Addition of Open Debt Report Function to the Medicare Secondary Payer Recovery Portal (MSPRP) and Two New Portal User Guides Issued

CMS, Conditional Payments, Medicare Secondary Payer Recovery Portal, MSP News on October 8, 2019
Posted by Jean S. Goldstein, JD

You may have seen our blog post on Friday, regarding an alert from the Centers for Medicare & Medicaid Services (CMS) regarding two upcoming webinars to highlight a new electronic attestation feature on the Workers’ Compensation Medicare Set-Aside portal.  CMS also issued an alert on Friday morning regarding an additional enhancement to the Medicare Secondary Payer Recovery Portal (MSPRP).  Yesterday, the MSPRP was enhanced to allow for users of the portal to view an ”Open Debt Report.”  The open debt report page shows the status for open debts in demand status (with data refreshed nightly), for Non-Group Health Plans (NGHP) insurer-debtor cases.  The report is created per Account ID and is visible and available to MSPRP Account Managers only, and lists the following information:

  • Case ID
  • Insurer Name
  • Insurer TIN
  • Recovery Agent/TPA Name
  • Recovery Agent/TPA TIN
  • Beneficiary First Name
  • Bene Last Name
  • Demand Letter ID (Correspondence ID)
  • Demand Letter Date
  • NGHP Claim Number (from Lead, or otherwise blank)
  • Original Demand Amount
  • Current HIGLAS Balance (From Healthcare Integrated General Ledger Accounting System)
  • Current Status of Debt (From Healthcare Integrated General Ledger Accounting System)

For cases to appear on the available report, the accounts receivable (AR) balance must be greater than zero and the Account ID must be linked to the debtor on the case.  This means that either a proper authorization for an entity to act as an authorized agent must have been received by CMS, or an entity must be serving as a Recovery Agent.   The report can be narrowed down with a demand date range, and can be exported to excel.   CMS has also released a new MSPRP user guide highlighting the open debt report, which can be found here.

The open debt report is certainly useful in providing a visual representation of the claims which are in the demand status, or when payments on a Medicare Conditional Payment are technically due.  However, with conditional payments it is critical that payments are handled through established proactive processes prior to the demand phase in order to avoid unnecessary costs, undue delay, and potentially locking a primary payer in as the debtor.  With a uniformed proactive process a primary payer can mitigate exposure early on, prior to a conditional payment entering the demand status.  Nonetheless, the open debt report will be a helpful tool to identify unaddressed or outstanding conditional payments, prior to referral to the U.S. Treasury or other collection activities ensuing.

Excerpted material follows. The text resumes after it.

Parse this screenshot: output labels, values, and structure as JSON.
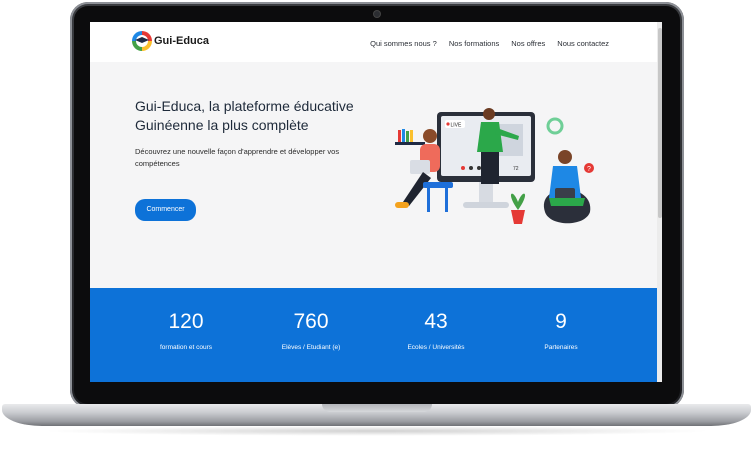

Recovery Efforts are Increasing

Of significant note, CMS has advised industry stakeholders that 1000 Conditional Payment Notices are being sent weekly, which is a significant increase from the amount of letters sent at this time, last year.  The translation is that recovery efforts are increasing.  With increased recovery efforts on the horizon, this may an opportune time to consider designating a Recovery Agent.  A Recovery Agent is an entity or organization that will receive, directly from the CMS contractor, copies of all conditional payment recovery correspondence associated with an applicable plan.  Designating a Recovery Agent ensures that a named agent will receive all conditional payment recovery correspondence automatically, and therefore be able to timely, and efficiently respond to all recovery efforts within the required time frames, prior to claims being entered into the demand status. 

In addition to the new MSPRP user guide, CMS also released Version 5.9 of the Workers’ Compensation Medicare Set-Aside Portal (WCMSAP) User Guide.  The major changes within the guide fall in line with what we saw in CMS’ recent alert regarding the new portal enhancement regarding electronic attestations, which we blogged about last week.  Specifically, within the new WCMSAP user guide, CMS indicated that in order to reduce the need for paper processing of submitted attestations, the WCMSAP now allows Self and Representative account users, and beneficiary self-administrators logging in via MyMedicare.gov to submit annual attestations online.  In addition, there is a new account type for Professional Administrators, which allows for the submission of WCMSA account transactions via input file submissions.  Per CMS, this will enable professional administrators to provide detailed records for a WCMSA account without the need for submitting an attestation.  Ultimately, the goal appears to enable CMS to track the expenditures made on each WCMSAP in an effort to determine when a WCMSA account has been properly depleted. 

Overall, CMS appears to be finding various methods to enhance and streamline processes.  We will be sure to update our readers on any challenges encountered with these enhancements, as well as any benefits.